“She is such an asset to this place,” Dora confided to me later on, “she’s like my own daughter now and helps me so much with the kids. I don’t know what I’d do without her.”

I had a wonderful time with the kids. We laughed and talked and ate all the party snacks that everyone had brought. Sa’ad was also there, playing with the kids and Abbas was crawling around trying to keep up with them. He was such a gorgeous child and I enjoyed playing with him as well. It was also lovely catching up with the adults. Mishka and Soraya were the same and we had a blast reminiscing about our previous days here. Soraya still had the videos of those days, including the one where the kids made us their captives and had us performing the silliest tasks for them. We watched it again and laughed till our sides hurt.

“You two tied to each other and running laps is the funniest,” I laughed, wiping tears of mirth from my eyes as I watched them trying to hobble-run and ending up rolling on the ground more than once. Then the scene changed, to me laughing and dropping my head on the table, only to land with a splat! in a bowl full of cereal and milk. Then it was their turn to laugh at me while I feigned indignance and tried not to laugh as well.

Sarah, Mus’ab’s wife, was much friendlier than before and even apologised to me about her rude behaviour all those years back.

“Jealousy makes us do the stupidest things,” she said wryly, shaking her head, “I still cringe when I think about how I behaved with you that time. Musa also told me off and told me it’s not on, you know. I really am sorry about that.”

“Don’t worry, if that was Ahmed in Mus’ab’s place my green dragon would also have reared it’s head,” I laughed.

“I’m glad you understand. You really are a lovely person,” she said, leaning forward to give me a quick hug.

Raeesa echoed that sentiment when I spoke to her as well a while later. “I’m glad Solly found you,” I said, smiling at her, “I had no idea he’d lost his family, you know, and I kept teasing him about finding a wife. Then one day he told us everything. I felt so terrible! He looked so lost and lonely, you know. He couldn’t imagine moving past such a huge tragedy but I kept making dua he finds such happiness that he heals from his losses. And he found that in you. I can’t tell you how happy I am for both of you. He looks so happy and contented now alhamdulillah.”

“That’s so sweet of you, Fazila. Sulaiman has spoken of you before and he always says you’re such a lovely person in and out. And now that I’ve met you I understand why he speaks so highly of you. You are a lovely person. It’s a pity you live so far away otherwise we could have been such good friends!”

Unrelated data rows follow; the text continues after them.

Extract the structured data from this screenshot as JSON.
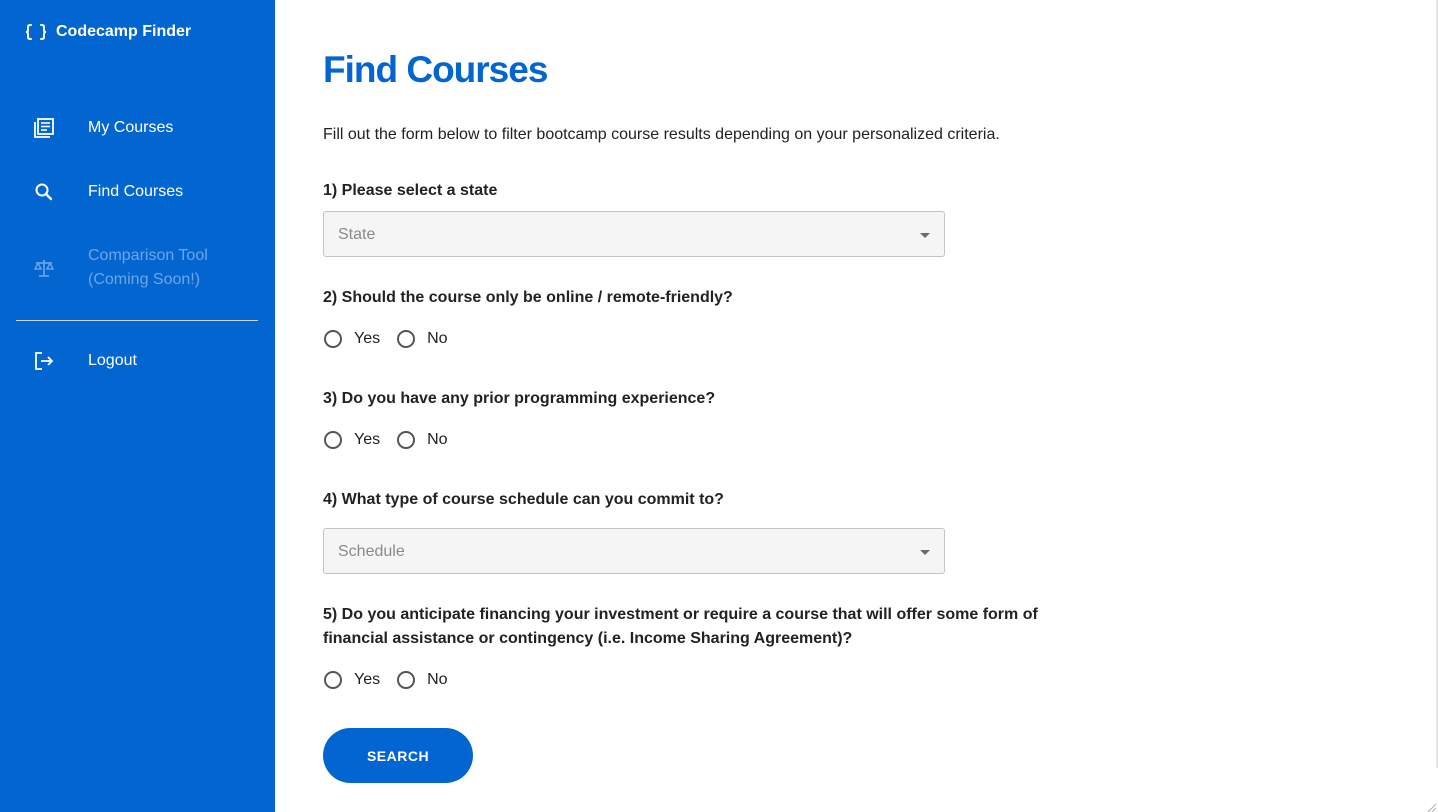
{
  "brand": {
    "name": "Codecamp Finder",
    "icon": "braces-icon"
  },
  "sidebar": {
    "items": [
      {
        "label": "My Courses",
        "icon": "newspaper-icon",
        "enabled": true
      },
      {
        "label": "Find Courses",
        "icon": "search-icon",
        "enabled": true
      },
      {
        "label": "Comparison Tool (Coming Soon!)",
        "icon": "scale-icon",
        "enabled": false
      }
    ],
    "logout": {
      "label": "Logout",
      "icon": "logout-icon"
    }
  },
  "main": {
    "title": "Find Courses",
    "intro": "Fill out the form below to filter bootcamp course results depending on your personalized criteria.",
    "questions": {
      "q1": {
        "label": "1) Please select a state",
        "placeholder": "State"
      },
      "q2": {
        "label": "2) Should the course only be online / remote-friendly?",
        "options": [
          "Yes",
          "No"
        ]
      },
      "q3": {
        "label": "3) Do you have any prior programming experience?",
        "options": [
          "Yes",
          "No"
        ]
      },
      "q4": {
        "label": "4) What type of course schedule can you commit to?",
        "placeholder": "Schedule"
      },
      "q5": {
        "label": "5) Do you anticipate financing your investment or require a course that will offer some form of financial assistance or contingency (i.e. Income Sharing Agreement)?",
        "options": [
          "Yes",
          "No"
        ]
      }
    },
    "search_label": "SEARCH"
  },
  "colors": {
    "primary": "#0365d0",
    "sidebar_disabled": "#6da6e8",
    "text": "#222222"
  }
}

“I know, right!” I sighed with a smile, “I do miss this place a lot. It’s like my second home.”

“Just one question…Solly???”

I burst out laughing. “Only I call him that, I know. I always laugh that it’s an Indian thing, shortening every Sulaiman’s name to Solly or Suli.”

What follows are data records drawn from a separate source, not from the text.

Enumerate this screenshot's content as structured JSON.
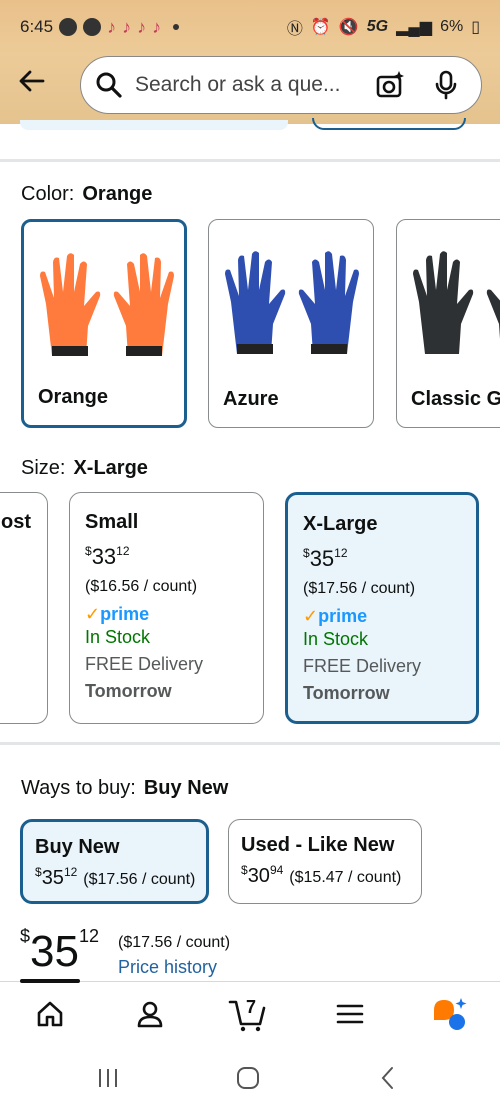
{
  "status_bar": {
    "time": "6:45",
    "network": "5G",
    "battery": "6%"
  },
  "search": {
    "placeholder": "Search or ask a que..."
  },
  "color_section": {
    "label": "Color:",
    "selected_value": "Orange",
    "options": [
      {
        "label": "Orange",
        "color": "#ff7a3d",
        "selected": true
      },
      {
        "label": "Azure",
        "color": "#2f4fb0",
        "selected": false
      },
      {
        "label": "Classic G",
        "color": "#2d3134",
        "selected": false
      }
    ]
  },
  "size_section": {
    "label": "Size:",
    "selected_value": "X-Large",
    "partial_card_text": "ost",
    "options": [
      {
        "name": "Small",
        "price_whole": "33",
        "price_cents": "12",
        "currency": "$",
        "unit_price": "($16.56 / count)",
        "prime_label": "prime",
        "stock": "In Stock",
        "delivery": "FREE Delivery",
        "delivery_day": "Tomorrow",
        "selected": false
      },
      {
        "name": "X-Large",
        "price_whole": "35",
        "price_cents": "12",
        "currency": "$",
        "unit_price": "($17.56 / count)",
        "prime_label": "prime",
        "stock": "In Stock",
        "delivery": "FREE Delivery",
        "delivery_day": "Tomorrow",
        "selected": true
      }
    ]
  },
  "ways_to_buy": {
    "label": "Ways to buy:",
    "selected_value": "Buy New",
    "options": [
      {
        "title": "Buy New",
        "currency": "$",
        "price_whole": "35",
        "price_cents": "12",
        "unit_price": "($17.56 / count)",
        "selected": true
      },
      {
        "title": "Used - Like New",
        "currency": "$",
        "price_whole": "30",
        "price_cents": "94",
        "unit_price": "($15.47 / count)",
        "selected": false
      }
    ]
  },
  "main_price": {
    "currency": "$",
    "whole": "35",
    "cents": "12",
    "unit_price": "($17.56 / count)",
    "history_link": "Price history"
  },
  "bottom_nav": {
    "cart_count": "7",
    "items": [
      "home-icon",
      "account-icon",
      "cart-icon",
      "menu-icon",
      "rufus-icon"
    ]
  },
  "colors": {
    "accent": "#1b5f8f",
    "selected_bg": "#eaf4fb",
    "in_stock": "#007600",
    "link": "#2162a1",
    "prime": "#1a98ff",
    "header_bg": "#eccb98"
  }
}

“I’m an Indian but I’ve never heard of that before. Well, not that I’ve known a Sulaiman before this one so…” she smiled and shrugged, “I must try and call him that though. Solly…I like it!”

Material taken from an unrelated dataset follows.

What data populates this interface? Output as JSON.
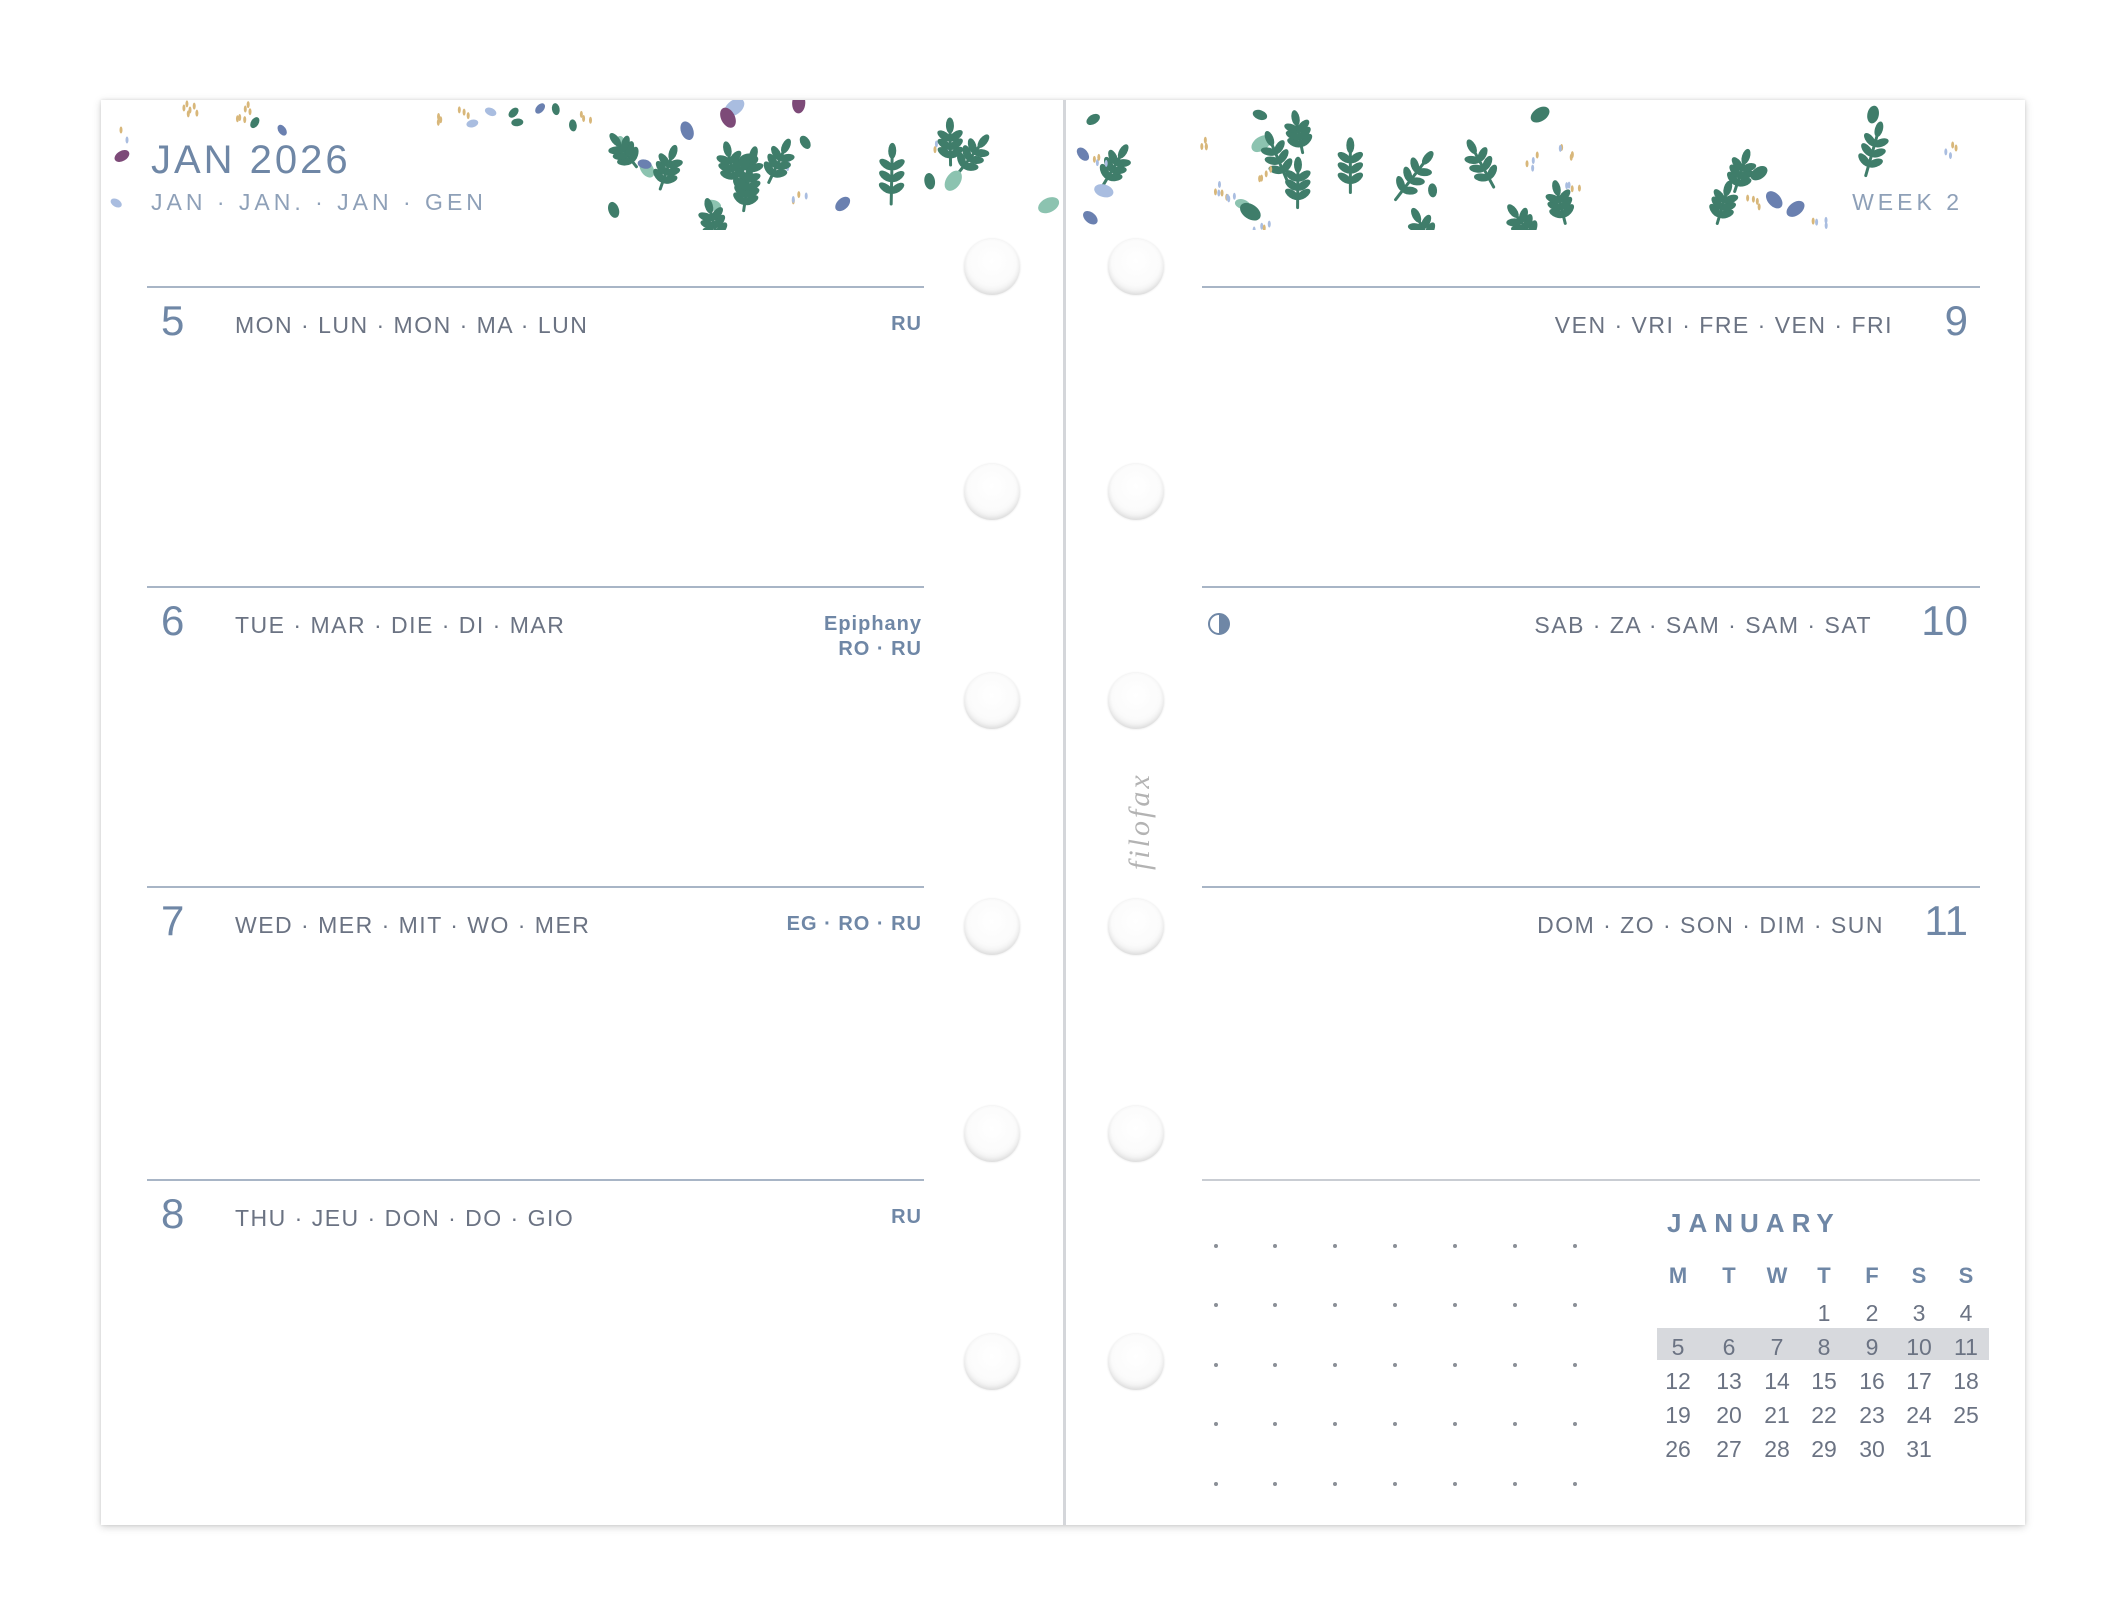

Now I knew why Khadija had told me to keep my afternoon free. With all the talking and laughing and catching up, by the time we got ready to leave it was already asr time. Zul and Ahmed had also come by briefly. I showed Ahmed around while Zul was with Asiyah and Sa’ad.

“Missing the place, are we?” Ahmed teased as I took him around while relaying old memories of the place as well.

“Of course, man. So many memories of this place.”

“Yeah, here’s where you sang that nasheed, ‘Allah made everything’,” Ahmed grinned as he pushed open a door, “you must sing it again for me now.”

I shoved him. “You were laughing at me that day. Don’t pretend you enjoyed my singing!”

“I did actually. All the hand-flapping and dancing around the room. Best show of my life!” Ahmed laughed then dodged the punch I aimed at him.

We finally left after promising to come back and visit them again, InshaAllah…


Shooh! I’ve probably written more in the past week than I have in months!😨🤣 enjoy it while this writing bug is on me😉 and drop me your feedbacks like always!

Much love,

Haadiya xxx